The Fountain of the Four Seasons, which rests in front of the Memorial Union, was lit with candles as ISU students celebrated a major Hindu holiday Tuesday night.
Members of the Hindu YUVA, a student organization on campus, gathered to celebrate Naraka Chaturdasi.
Naraka Chaturdasi is the second day of Diwali, a five-day long Hindu festival that is popular throughout India.
Ruchir Goswami, president of Hindu YUVA, said Diwali is celebrated by Hindus all over the world.However, it is a major holiday in India.
“If you want to picture how it’s celebrated in India, consider Fourth of July and Christmas on the same day,” Goswami said.
On the day of Naraka Chaturdasi, Goswami said there are sweets, good food and the exchanging of gifts.

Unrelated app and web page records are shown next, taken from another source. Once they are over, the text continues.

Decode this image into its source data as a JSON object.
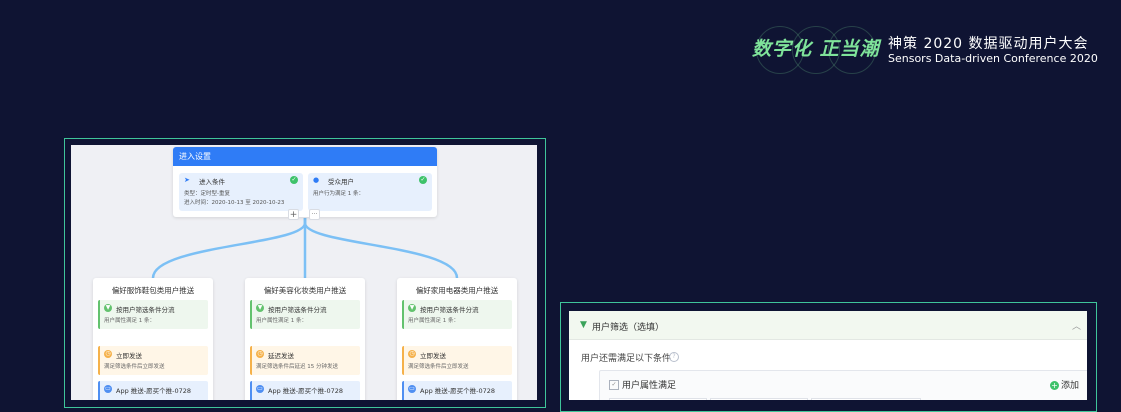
{
  "brand": {
    "logo_text": "数字化 正当潮",
    "title": "神策 2020 数据驱动用户大会",
    "subtitle": "Sensors Data-driven Conference 2020"
  },
  "entry": {
    "header": "进入设置",
    "condition": {
      "icon": "send-icon",
      "title": "进入条件",
      "line1": "类型：定时型-重复",
      "line2": "进入时间：2020-10-13 至 2020-10-23"
    },
    "audience": {
      "icon": "user-icon",
      "title": "受众用户",
      "line1": "用户行为满足 1 条："
    },
    "add_symbol": "+",
    "more_symbol": "···"
  },
  "branches": [
    {
      "title": "偏好服饰鞋包类用户推送",
      "filter": {
        "label": "按用户筛选条件分流",
        "desc": "用户属性满足 1 条："
      },
      "send": {
        "label": "立即发送",
        "desc": "满足筛选条件后立即发送"
      },
      "push": {
        "label": "App 推送-愿买个推-0728"
      }
    },
    {
      "title": "偏好美容化妆类用户推送",
      "filter": {
        "label": "按用户筛选条件分流",
        "desc": "用户属性满足 1 条："
      },
      "send": {
        "label": "延迟发送",
        "desc": "满足筛选条件后延迟 15 分钟发送"
      },
      "push": {
        "label": "App 推送-愿买个推-0728"
      }
    },
    {
      "title": "偏好家用电器类用户推送",
      "filter": {
        "label": "按用户筛选条件分流",
        "desc": "用户属性满足 1 条："
      },
      "send": {
        "label": "立即发送",
        "desc": "满足筛选条件后立即发送"
      },
      "push": {
        "label": "App 推送-愿买个推-0728"
      }
    }
  ],
  "filter_panel": {
    "title": "用户筛选（选填）",
    "condition_text": "用户还需满足以下条件",
    "group_title": "用户属性满足",
    "add_label": "添加"
  },
  "colors": {
    "background": "#0f1433",
    "accent_green": "#3fc59a",
    "primary_blue": "#2f7cf6",
    "connector": "#7cc0f5"
  }
}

Not only that, he said every home in India lights diyas.
Diyas are oil lamps, typically made from clay. However, for the event in front of the Memorial Union on campus, students used simple tea candles.
Lighting these candles has a special meaning for the festival as well.
“It represents the virtue over darkness,” Goswami said.
Goswami said it is a time of reflection for those celebrating the festival, and lighting the diyas has a deeper meaning than some may know about.
“It’s also a time when we try to remember that all of these virtues and darkness reside inside us,” he said. “So when we are lighting the diyas, it is a reminder that we have to bring light within.”
Goswami said the organization is hosting the event in order to create a feeling of celebration among the Indian members of the community. Not only that, but Hindu YUVA invited the public as well to learn more about the festival and the Hindu culture.
Goswami said Diwali is the oldest festival celebrated in the country, and there are many stories associated with it, many of which are diverse based on the region it originates from.
The most popular story, Goswami said, tells the tale of a regent prince whose wife was kidnapped by a demon king. The prince, who represents virtue, gathered an army of people to rescue his wife from the demon king, who represents darkness. According to the tale, there was an epic battle fought, and the side of evil was defeated.
“That is why, even to this day, we go around lighting diyas,” Goswami said. “Just to remind us this is the day that virtue won over darkness. Or knowledge triumphed over ignorance.”
As an international student from India, Goswami said he has very fond memories of celebrating the festival back home.
“As children, it was an excuse for us to stay out all night,” he said. “We used to say, ‘Oh no, the light went out. We have to go back and make sure it is lit.'”
There will be another event hosted for Diwali night, which takes place at 6:45 p.m. Wednesday in the Schilletter and University Village Community Center. The public is welcome to attend.